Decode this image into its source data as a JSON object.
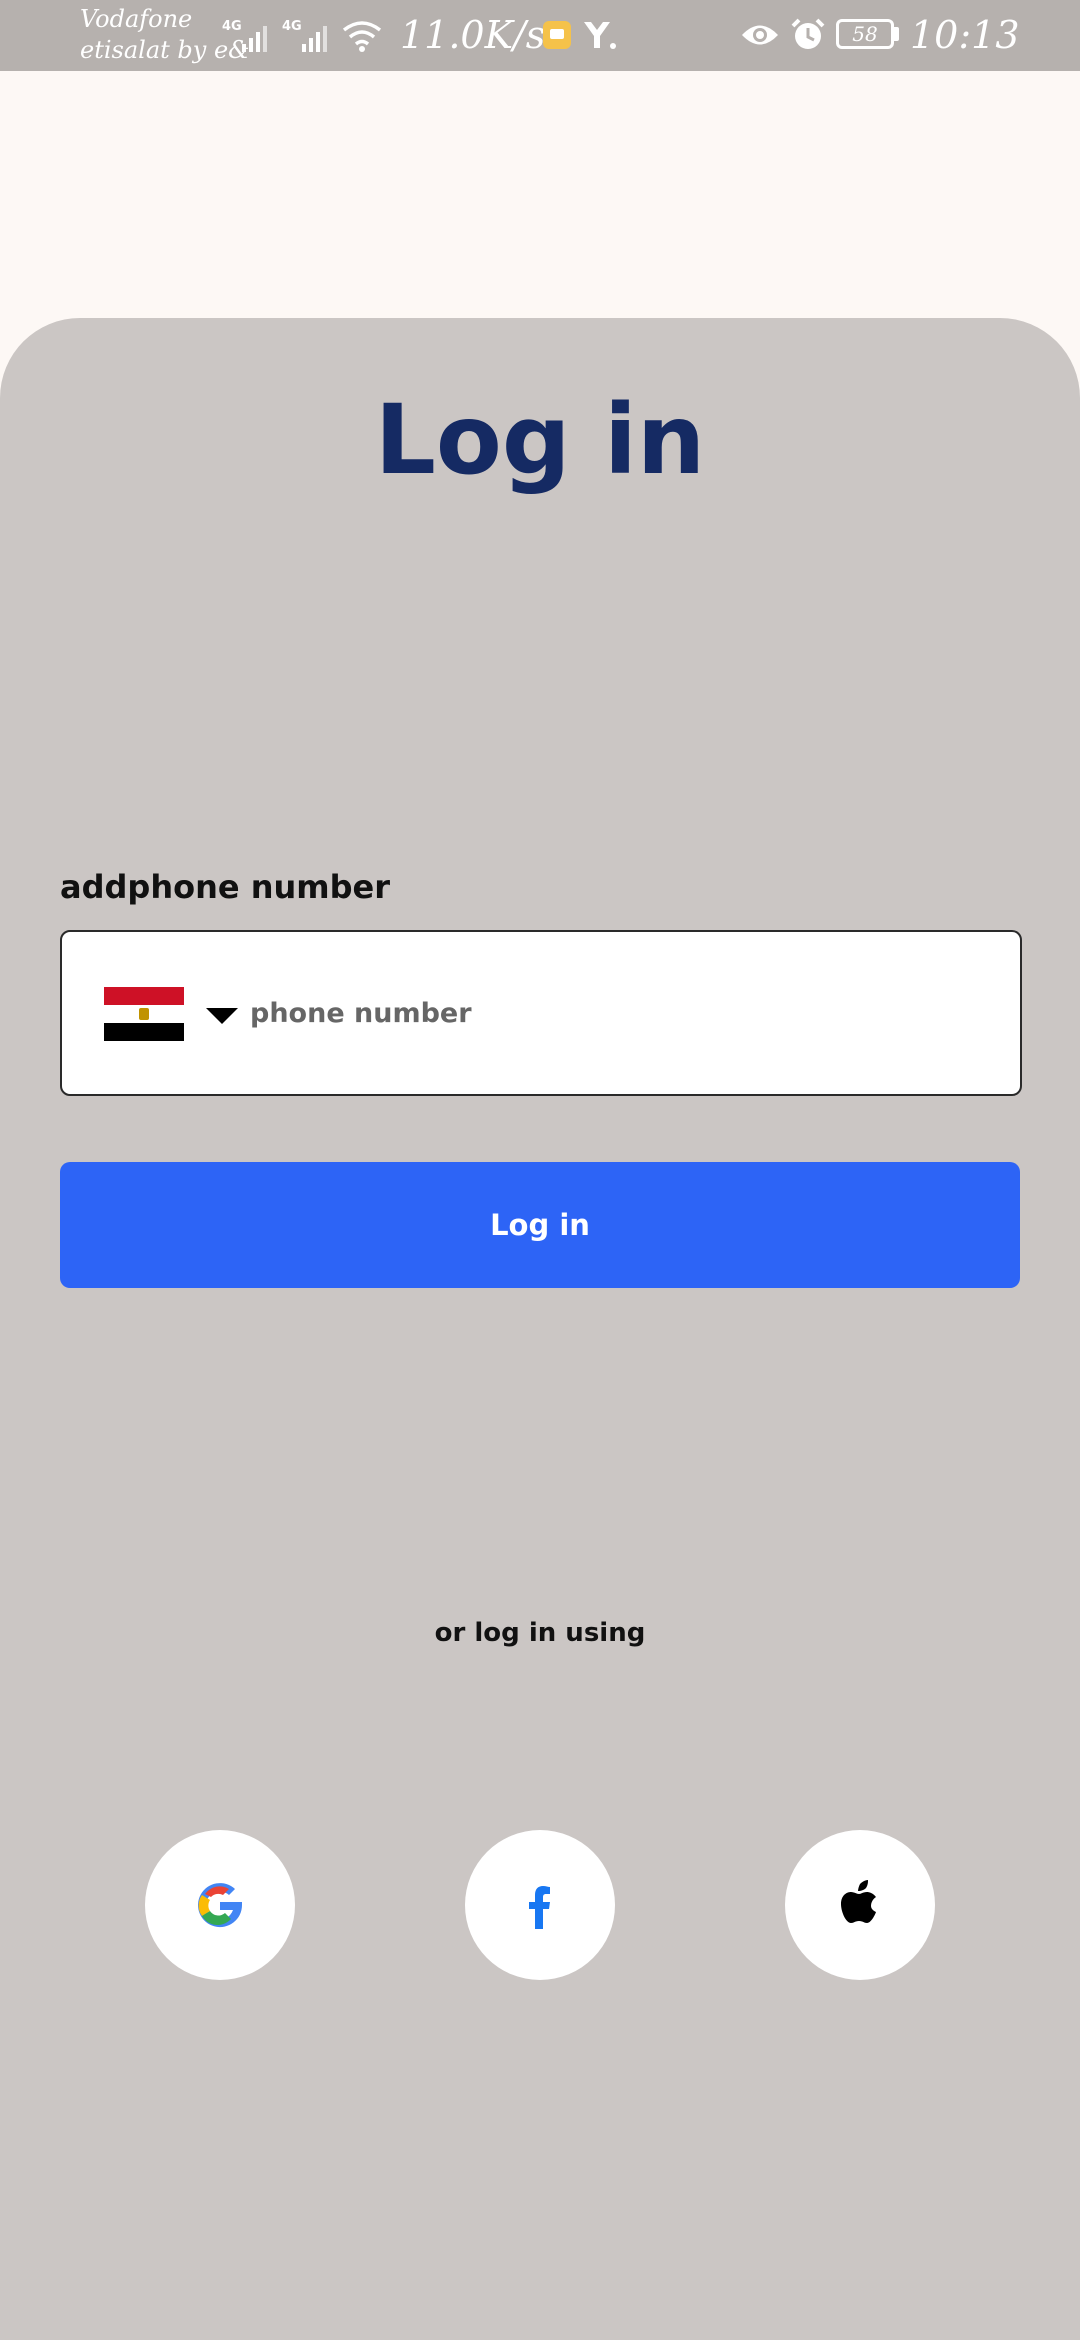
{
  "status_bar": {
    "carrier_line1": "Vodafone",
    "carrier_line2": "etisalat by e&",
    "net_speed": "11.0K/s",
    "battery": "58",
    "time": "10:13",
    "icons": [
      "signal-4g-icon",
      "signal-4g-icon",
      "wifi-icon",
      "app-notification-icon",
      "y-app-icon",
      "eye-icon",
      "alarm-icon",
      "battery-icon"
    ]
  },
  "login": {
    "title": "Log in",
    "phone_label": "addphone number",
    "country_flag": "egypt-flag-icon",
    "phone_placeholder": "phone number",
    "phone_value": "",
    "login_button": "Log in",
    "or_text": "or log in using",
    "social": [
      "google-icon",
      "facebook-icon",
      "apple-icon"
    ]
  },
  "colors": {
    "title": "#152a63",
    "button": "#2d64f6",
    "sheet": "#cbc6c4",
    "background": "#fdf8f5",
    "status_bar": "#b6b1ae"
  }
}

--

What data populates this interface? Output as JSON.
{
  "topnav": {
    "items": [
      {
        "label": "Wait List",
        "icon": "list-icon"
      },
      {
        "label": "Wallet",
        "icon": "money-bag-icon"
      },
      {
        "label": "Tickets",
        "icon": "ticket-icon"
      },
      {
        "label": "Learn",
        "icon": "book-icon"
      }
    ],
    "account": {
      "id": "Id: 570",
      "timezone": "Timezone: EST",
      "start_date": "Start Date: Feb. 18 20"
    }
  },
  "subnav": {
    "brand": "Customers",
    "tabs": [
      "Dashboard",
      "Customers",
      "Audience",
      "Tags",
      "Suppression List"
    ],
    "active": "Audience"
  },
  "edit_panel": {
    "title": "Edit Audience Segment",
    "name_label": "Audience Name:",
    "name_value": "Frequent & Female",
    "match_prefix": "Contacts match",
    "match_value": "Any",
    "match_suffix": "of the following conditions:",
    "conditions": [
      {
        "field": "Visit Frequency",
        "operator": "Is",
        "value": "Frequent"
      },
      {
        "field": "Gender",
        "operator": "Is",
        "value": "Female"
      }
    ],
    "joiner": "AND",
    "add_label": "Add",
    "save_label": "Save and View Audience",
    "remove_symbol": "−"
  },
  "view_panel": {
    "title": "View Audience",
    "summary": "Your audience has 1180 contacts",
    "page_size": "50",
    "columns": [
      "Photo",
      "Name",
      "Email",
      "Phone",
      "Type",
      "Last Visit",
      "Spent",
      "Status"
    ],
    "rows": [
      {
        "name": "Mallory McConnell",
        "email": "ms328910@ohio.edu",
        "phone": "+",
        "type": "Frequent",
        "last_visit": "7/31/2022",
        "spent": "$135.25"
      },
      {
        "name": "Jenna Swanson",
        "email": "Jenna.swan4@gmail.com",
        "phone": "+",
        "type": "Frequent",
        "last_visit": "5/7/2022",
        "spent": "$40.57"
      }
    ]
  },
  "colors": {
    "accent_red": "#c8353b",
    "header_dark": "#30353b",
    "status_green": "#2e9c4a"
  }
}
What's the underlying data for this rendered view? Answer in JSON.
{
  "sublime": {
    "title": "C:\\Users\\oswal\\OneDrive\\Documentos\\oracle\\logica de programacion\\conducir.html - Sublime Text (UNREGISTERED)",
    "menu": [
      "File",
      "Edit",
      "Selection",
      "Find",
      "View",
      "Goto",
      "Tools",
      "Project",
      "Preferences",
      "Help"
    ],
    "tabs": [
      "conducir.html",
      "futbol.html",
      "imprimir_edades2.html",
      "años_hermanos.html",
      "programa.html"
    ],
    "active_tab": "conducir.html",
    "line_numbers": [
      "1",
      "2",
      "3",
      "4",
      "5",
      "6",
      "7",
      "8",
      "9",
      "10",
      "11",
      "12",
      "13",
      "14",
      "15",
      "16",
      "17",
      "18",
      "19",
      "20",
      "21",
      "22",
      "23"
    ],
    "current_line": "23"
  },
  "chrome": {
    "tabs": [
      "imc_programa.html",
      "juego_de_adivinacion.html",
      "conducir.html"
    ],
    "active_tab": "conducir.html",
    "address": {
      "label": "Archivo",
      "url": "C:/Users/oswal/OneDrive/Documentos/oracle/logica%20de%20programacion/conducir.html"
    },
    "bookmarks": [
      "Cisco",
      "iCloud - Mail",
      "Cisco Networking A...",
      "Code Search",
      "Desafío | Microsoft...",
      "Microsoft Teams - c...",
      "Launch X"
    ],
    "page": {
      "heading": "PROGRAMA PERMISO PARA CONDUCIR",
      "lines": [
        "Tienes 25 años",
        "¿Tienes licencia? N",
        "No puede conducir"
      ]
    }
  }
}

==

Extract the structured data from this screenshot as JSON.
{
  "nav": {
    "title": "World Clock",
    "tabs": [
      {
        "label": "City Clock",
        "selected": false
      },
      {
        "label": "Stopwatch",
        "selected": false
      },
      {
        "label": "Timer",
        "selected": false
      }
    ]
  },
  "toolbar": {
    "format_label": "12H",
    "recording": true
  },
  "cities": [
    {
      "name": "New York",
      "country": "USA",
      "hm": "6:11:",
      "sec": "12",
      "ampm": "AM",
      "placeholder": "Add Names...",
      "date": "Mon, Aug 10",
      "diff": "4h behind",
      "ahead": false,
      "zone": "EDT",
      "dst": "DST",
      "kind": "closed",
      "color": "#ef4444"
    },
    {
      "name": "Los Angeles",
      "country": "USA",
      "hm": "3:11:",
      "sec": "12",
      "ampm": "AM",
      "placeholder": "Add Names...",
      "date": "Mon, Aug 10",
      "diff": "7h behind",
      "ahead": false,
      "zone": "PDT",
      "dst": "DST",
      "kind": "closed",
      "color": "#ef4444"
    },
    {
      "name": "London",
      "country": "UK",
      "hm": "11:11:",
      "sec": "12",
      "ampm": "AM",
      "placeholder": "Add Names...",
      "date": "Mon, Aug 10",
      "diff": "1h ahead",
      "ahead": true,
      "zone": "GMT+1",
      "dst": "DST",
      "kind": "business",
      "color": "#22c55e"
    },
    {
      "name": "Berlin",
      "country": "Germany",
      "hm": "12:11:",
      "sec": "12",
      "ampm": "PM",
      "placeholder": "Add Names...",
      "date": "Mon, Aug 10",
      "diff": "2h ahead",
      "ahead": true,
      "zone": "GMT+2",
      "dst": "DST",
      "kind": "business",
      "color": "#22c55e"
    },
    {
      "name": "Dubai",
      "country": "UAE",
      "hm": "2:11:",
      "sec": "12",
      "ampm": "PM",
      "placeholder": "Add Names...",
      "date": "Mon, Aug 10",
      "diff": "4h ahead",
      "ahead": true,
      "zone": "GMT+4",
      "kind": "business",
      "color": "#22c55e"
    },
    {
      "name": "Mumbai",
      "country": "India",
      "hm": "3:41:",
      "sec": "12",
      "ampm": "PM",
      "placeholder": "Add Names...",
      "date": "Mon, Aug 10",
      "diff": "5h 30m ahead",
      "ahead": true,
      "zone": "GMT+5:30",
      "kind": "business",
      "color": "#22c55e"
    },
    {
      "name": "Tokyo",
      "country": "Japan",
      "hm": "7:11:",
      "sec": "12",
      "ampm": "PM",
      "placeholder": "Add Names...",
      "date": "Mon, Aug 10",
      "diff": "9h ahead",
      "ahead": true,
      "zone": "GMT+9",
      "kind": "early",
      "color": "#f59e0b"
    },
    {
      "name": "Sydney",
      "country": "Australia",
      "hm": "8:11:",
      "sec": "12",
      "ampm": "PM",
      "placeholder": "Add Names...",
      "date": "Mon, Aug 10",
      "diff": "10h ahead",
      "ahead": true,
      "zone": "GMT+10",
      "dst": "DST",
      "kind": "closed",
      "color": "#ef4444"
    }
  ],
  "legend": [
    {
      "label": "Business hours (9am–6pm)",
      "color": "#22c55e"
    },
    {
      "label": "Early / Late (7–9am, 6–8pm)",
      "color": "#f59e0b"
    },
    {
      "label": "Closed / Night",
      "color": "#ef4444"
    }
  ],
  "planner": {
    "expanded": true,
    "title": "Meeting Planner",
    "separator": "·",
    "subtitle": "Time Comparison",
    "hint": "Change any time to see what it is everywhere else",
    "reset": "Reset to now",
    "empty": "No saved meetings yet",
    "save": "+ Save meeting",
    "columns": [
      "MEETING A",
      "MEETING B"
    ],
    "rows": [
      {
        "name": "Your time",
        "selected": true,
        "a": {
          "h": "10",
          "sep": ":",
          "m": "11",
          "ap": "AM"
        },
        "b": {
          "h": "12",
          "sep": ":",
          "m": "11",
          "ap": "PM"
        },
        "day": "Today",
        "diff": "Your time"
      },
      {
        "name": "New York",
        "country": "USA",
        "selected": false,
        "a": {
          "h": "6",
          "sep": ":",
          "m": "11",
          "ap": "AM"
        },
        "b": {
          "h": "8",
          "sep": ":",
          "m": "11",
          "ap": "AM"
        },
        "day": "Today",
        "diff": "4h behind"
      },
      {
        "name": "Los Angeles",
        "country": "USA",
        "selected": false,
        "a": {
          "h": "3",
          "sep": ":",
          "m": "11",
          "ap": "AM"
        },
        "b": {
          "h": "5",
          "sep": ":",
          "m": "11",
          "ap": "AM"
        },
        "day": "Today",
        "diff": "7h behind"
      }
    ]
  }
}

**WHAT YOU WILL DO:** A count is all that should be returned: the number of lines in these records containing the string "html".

**EXPECTED ANSWER:** 12